On the Palestinian issue, the disagreement seems deeper. It goes much beyond Netanyahu's refusal to utter the phrase "two state solution." Netanyahu attempted to make light of the issue by saying that "terminology" should not supersede substance. After all, the shared goal, he said, is for Israelis and Palestinians to live side by side in peace, security and prosperity. Does it really matter if you use the word state? What he told Israeli reporters following the White House photo-op was different. Israel is willing to give the Palestinians "authorities, except ones that would threaten us," he said. The main issue is "limiting the sovereignty" of a future Palestinian entity. Netanyahu knows that there is little incentive for the Palestinians to make concessions around the negotiating table when the end goal is less than statehood. They have already received limited self-rule authorities from Israel. He also knows that Palestinian limited autonomy is a non-starter as far as Obama is concerned. It is not a coincidence that Obama mentioned the two-state solution three times at the White House photo-op Monday.
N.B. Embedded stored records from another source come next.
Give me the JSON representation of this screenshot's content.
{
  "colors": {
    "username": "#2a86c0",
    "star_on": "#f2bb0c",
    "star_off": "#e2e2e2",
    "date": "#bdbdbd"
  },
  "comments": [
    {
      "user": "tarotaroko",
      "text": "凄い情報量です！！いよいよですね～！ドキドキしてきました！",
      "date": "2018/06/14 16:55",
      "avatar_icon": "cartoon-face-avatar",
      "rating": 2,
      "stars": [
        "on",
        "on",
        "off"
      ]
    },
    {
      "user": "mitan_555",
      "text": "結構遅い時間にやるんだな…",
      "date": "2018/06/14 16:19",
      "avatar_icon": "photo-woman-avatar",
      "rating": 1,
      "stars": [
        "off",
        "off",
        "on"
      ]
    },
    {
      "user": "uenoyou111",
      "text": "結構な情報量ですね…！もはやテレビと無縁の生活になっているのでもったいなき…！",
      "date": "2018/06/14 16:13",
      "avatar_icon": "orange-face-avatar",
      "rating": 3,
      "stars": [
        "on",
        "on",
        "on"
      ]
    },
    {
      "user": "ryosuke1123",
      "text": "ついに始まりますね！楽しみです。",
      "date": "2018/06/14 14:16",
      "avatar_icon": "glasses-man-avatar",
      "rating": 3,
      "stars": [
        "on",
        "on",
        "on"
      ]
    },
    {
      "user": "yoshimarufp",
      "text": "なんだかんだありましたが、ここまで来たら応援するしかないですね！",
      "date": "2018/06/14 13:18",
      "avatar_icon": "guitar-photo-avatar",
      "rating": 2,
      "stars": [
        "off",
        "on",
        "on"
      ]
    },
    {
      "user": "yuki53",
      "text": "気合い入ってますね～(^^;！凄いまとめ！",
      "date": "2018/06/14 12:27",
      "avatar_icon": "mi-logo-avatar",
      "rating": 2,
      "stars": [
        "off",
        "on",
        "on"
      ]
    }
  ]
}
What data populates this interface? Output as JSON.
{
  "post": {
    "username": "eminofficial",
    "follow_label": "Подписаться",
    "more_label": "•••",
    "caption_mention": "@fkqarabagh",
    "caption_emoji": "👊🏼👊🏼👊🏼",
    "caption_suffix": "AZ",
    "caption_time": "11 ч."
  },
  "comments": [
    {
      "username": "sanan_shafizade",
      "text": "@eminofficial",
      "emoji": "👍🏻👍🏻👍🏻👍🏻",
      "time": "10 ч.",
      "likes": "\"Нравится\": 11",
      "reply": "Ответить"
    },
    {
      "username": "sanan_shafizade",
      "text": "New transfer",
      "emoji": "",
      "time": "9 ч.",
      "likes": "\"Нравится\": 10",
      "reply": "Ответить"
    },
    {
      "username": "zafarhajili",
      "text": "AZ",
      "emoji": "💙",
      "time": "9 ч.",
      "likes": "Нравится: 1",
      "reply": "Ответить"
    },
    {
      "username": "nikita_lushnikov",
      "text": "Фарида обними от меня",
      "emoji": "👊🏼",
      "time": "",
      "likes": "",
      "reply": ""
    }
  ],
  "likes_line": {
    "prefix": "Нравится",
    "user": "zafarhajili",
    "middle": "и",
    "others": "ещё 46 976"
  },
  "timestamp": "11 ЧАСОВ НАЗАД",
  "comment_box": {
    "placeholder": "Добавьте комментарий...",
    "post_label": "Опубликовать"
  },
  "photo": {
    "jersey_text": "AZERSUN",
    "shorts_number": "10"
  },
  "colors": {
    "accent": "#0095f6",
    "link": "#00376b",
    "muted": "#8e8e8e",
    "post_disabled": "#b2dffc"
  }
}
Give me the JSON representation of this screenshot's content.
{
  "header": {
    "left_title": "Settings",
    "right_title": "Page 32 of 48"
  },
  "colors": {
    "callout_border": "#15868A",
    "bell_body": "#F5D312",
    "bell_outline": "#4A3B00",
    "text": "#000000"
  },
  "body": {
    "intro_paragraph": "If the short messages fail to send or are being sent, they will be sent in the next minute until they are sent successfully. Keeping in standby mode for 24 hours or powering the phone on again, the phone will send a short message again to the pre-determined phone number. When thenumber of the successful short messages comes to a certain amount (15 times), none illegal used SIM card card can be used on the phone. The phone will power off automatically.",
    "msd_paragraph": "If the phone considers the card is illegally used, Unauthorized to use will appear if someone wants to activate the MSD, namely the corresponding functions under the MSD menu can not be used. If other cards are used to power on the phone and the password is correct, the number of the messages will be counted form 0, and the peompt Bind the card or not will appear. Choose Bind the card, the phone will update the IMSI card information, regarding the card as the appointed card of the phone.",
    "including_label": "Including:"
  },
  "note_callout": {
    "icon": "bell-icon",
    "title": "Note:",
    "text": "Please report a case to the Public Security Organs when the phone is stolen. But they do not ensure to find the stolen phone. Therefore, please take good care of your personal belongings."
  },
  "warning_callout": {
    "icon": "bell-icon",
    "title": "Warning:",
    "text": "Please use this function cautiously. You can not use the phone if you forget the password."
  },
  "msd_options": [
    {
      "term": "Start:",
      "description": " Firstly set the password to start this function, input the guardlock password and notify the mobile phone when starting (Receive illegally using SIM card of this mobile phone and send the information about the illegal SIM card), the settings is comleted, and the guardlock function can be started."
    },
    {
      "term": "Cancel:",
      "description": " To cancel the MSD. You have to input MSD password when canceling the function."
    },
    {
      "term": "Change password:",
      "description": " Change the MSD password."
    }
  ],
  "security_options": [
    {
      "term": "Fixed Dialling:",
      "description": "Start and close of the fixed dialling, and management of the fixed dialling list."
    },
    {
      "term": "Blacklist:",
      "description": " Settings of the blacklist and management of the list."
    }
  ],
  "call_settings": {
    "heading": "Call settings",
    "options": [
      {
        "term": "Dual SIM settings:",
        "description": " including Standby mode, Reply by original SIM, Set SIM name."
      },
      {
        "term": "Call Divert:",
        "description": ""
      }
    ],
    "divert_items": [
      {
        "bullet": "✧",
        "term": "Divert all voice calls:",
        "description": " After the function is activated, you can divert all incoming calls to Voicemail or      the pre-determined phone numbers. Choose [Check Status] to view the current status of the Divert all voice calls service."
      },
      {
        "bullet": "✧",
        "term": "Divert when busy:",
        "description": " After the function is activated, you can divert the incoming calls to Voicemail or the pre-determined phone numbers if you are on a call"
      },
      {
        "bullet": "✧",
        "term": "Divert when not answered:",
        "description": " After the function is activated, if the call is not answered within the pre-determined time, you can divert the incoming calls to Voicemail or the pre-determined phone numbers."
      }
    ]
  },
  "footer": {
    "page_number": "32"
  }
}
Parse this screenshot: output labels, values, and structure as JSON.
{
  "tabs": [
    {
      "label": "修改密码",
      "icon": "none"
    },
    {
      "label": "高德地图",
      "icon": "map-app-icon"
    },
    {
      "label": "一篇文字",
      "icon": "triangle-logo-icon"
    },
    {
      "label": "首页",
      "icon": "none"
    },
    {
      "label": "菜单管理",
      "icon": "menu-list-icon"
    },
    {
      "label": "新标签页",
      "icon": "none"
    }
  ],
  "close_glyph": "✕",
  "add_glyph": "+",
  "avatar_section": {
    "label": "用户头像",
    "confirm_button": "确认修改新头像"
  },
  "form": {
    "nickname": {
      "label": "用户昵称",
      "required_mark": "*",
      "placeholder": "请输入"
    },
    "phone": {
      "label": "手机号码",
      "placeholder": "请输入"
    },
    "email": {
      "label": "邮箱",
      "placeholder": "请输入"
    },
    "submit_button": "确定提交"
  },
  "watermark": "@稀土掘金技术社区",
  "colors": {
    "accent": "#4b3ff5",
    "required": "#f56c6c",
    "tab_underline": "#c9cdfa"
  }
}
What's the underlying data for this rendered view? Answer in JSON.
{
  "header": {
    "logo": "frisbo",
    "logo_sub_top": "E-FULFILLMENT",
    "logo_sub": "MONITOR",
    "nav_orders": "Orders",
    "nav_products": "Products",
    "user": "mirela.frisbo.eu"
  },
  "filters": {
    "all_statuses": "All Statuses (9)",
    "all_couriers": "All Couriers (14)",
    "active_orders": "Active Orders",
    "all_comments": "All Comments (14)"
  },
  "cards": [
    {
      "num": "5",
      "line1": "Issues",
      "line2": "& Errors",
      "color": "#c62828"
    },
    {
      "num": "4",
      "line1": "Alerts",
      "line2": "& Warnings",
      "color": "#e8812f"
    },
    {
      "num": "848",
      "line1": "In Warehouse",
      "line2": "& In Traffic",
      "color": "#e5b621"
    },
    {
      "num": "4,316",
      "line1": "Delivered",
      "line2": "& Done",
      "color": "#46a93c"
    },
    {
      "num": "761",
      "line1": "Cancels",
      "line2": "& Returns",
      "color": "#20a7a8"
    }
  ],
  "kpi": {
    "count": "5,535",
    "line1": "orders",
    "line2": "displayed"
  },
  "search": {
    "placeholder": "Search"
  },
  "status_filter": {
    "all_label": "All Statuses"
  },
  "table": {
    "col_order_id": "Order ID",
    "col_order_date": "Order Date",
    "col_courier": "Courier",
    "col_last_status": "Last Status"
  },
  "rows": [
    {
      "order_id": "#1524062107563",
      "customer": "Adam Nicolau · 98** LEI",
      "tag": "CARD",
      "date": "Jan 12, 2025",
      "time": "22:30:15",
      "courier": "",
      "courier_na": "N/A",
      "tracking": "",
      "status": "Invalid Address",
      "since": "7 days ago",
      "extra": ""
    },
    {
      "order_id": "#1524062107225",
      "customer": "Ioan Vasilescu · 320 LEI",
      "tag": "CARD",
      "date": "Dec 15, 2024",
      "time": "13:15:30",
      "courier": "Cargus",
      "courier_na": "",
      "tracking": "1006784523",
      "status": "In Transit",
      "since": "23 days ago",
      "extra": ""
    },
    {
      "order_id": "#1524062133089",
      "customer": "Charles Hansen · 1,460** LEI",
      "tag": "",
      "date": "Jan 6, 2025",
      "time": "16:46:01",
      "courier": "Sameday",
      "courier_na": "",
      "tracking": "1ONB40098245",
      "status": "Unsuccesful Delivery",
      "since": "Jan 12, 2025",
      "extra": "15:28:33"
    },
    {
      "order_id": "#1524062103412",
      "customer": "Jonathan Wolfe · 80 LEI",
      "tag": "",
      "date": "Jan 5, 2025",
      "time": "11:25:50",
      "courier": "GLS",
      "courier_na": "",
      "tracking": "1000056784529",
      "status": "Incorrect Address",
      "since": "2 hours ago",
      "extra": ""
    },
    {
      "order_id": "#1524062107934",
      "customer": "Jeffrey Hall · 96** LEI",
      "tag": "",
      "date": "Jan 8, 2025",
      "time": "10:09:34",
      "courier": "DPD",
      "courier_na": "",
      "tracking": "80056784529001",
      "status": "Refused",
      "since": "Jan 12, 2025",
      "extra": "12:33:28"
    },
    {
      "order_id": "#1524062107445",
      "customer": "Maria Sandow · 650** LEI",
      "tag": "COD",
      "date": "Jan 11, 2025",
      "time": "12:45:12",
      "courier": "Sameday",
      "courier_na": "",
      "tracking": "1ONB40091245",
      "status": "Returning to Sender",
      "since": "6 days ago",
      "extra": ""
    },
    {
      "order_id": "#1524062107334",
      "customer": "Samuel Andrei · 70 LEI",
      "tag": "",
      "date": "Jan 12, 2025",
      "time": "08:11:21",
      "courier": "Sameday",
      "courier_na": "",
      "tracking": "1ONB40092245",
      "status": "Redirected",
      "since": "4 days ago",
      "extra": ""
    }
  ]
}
And then there is the issue of the settlements. Obama demanded cessation. "Settlements have to be stopped in order for us to move forward," Obama plainly said, causing deep concern in Netanyahu's entourage. What does the President mean when he uses this rather unusual word, "stopped," they demanded to know. The word was repeated Tuesday by Secretary of State Hillary Clinton, who told reporters that she reiterated to Netanyahu over dinner Monday that Obama "wants to see a stop to the settlements."
When asked by Israeli reporters Monday about his intentions on settlements, Netanyahu again dusted off his give-and-receive formula. Israel will carry out its Roadmap commitments, he said, in the framework of both sides' commitments. In that context he referred to the Gaza Strip, where Israel removed all its settlements and was faced with Hamas is in power. When asked if he intends to take action on settlements only when Hamas is either deposed or disarmed, Netanyahu said that this is not what he was suggesting. However, he said, one should wait for the new peace plan that the Obama administration is reportedly preparing.
The new peace plan may be the big news of Netanyahu's visit. Reportedly, the administration is planning to leverage the Arab League's Peace Initiative - perhaps in a somewhat softened form - to provide an added regional component to the Israeli-Palestinian peace efforts. The administration sees the Arab Initiative as a very promising. Netanyahu, when asked about it by Israeli reporters Monday, shortly after discussing it with Obama, sarcastically said that the Arab Initiative "is in fact an improvement" compared to the "Three No's" of the Arab Leagues' 1967 Khartoum conference.
Netanyahu came to Washington bruised by criticism over his performance domestically during his first fifty days in office. Judging by Israeli press reports, he is returning from Washington having suffered more political bruises, this time over his foreign policy performance.
The prime minister may try to stick to his hard line positions, but most Israelis will have little patience with policies that jeopardize Israel's relationship with the United States, its chief national security asset. Israelis know that while they can afford to play the receive-what-you-give game with the Palestinians, where Israel has more to give than to receive, they cannot afford to play it with Washington.